The Los Angeles County Board of Supervisors called Tuesday on prosecutors, public defenders, courts and law enforcement to work together to develop a bail reform plan in line with a recent California Supreme Court ruling.
The state’s high court ruled in March that it is unconstitutional to keep someone in custody only because they cannot afford to pay bail. Judges are now required to favor pretrial release and only order bail if there is clear and convincing evidence that it is the only way to ensure public safety and make certain that the defendant returns to court for future hearings. The defendant’s ability to pay must be taken into account in setting bail.
Supervisors Sheila Kuehl and Hilda Solis co-authored a motion directing representatives of the offices of the district attorney and public defender to coordinate with the county CEO, county counsel, sheriff’s department, Los Angeles Superior Court and a comprehensive list of other agencies to come up with recommendations for reform in 60 days.

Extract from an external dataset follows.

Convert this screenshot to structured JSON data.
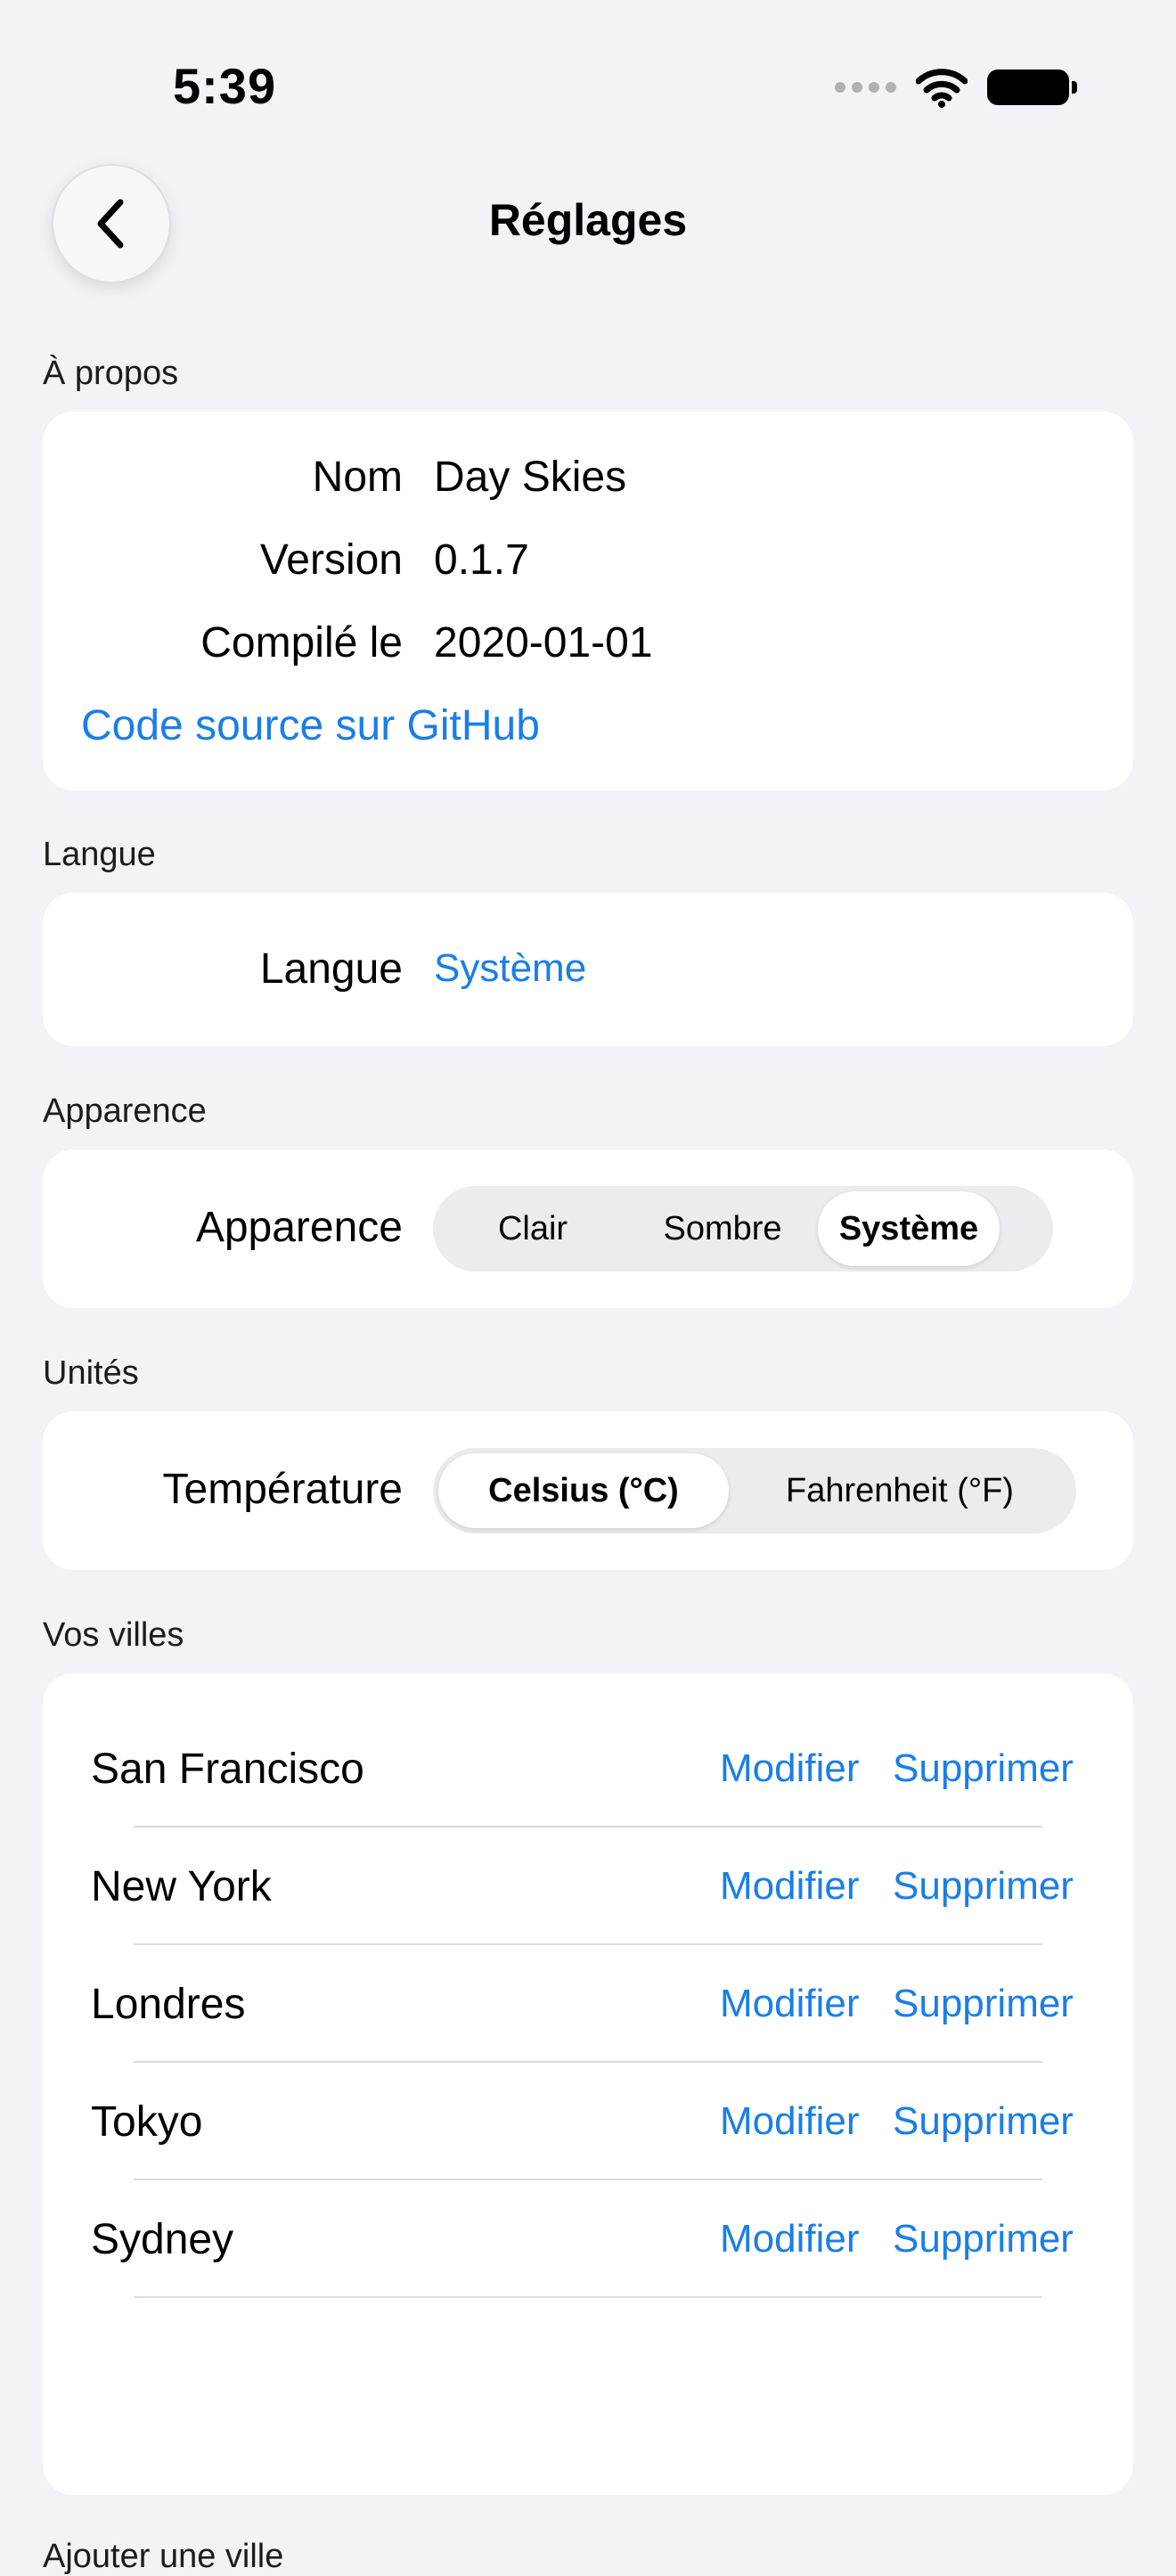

“Bail reform is a fair, just and common sense policy,” Kuehl said in a statement. “When people are held in custody simply because they are too poor to post bail, their lives are destabilized. They lose jobs. They risk becoming homeless. Their children may enter foster care. And for what?”

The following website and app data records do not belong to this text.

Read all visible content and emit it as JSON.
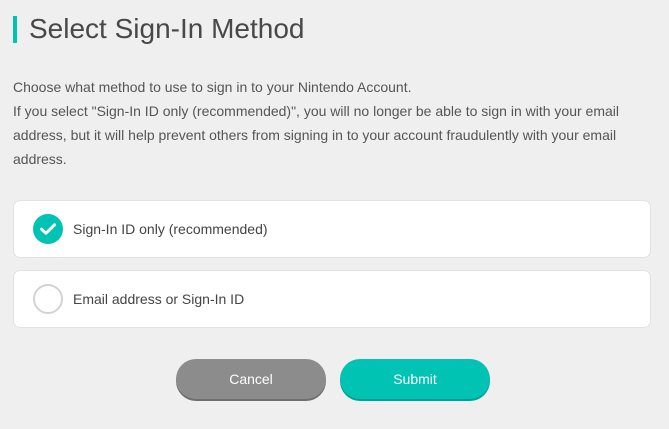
{
  "page": {
    "title": "Select Sign-In Method",
    "description_line1": "Choose what method to use to sign in to your Nintendo Account.",
    "description_line2": "If you select \"Sign-In ID only (recommended)\", you will no longer be able to sign in with your email address, but it will help prevent others from signing in to your account fraudulently with your email address."
  },
  "options": [
    {
      "label": "Sign-In ID only (recommended)",
      "selected": true,
      "icon": "check-icon"
    },
    {
      "label": "Email address or Sign-In ID",
      "selected": false,
      "icon": "radio-empty-icon"
    }
  ],
  "buttons": {
    "cancel_label": "Cancel",
    "submit_label": "Submit"
  },
  "colors": {
    "accent": "#00c3b3",
    "cancel": "#8c8c8c",
    "background": "#efefef"
  }
}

Nearly 6,000 people were in Los Angeles County jails awaiting trial as of April 12, according to Kuehl. A disproportionate number of those held pretrial are people of color. Kuehl said she believed that in addition to reducing the jail population, bail reform would also reduce recidivism and stabilize communities affected by job losses and homelessness related to bail. Research around bail reform in other jurisdictions that supports this view has been published by the Prison Policy Initiative.
Supervisor Hilda Solis, who co-authored the motion, underscored the burden on the poor.
“California’s money bail system is unfair and unjust as it places barriers and obstacles in front of poor defendants who cannot afford to make bail, disproportionately impacting Latinx and Black communities,” Solis said. “Wealth should not be a factor on whether you languish in the jail system.”
The motion offered no specific recommendations, leaving it to the workgroup to work out the details of new rules. However, a report on the effectiveness of various pretrial policies — requested by the board last August — is expected to be released next month.
District Attorney George Gascon was quick to voice his support.
“Together, we will end an unjust practice that allows some people to purchase their freedom no matter how dangerous they may be. Meanwhile, people who are not considered dangerous are kept behind bars while awaiting trial simply because they cannot afford to post bail,” Gascon said in a statement.
“That imbalance harms not only individuals who may lose jobs, housing and families while incarcerated, but also shakes the stability of entire communities of color, whose members are disproportionately affected by these long-standing practices,” he said.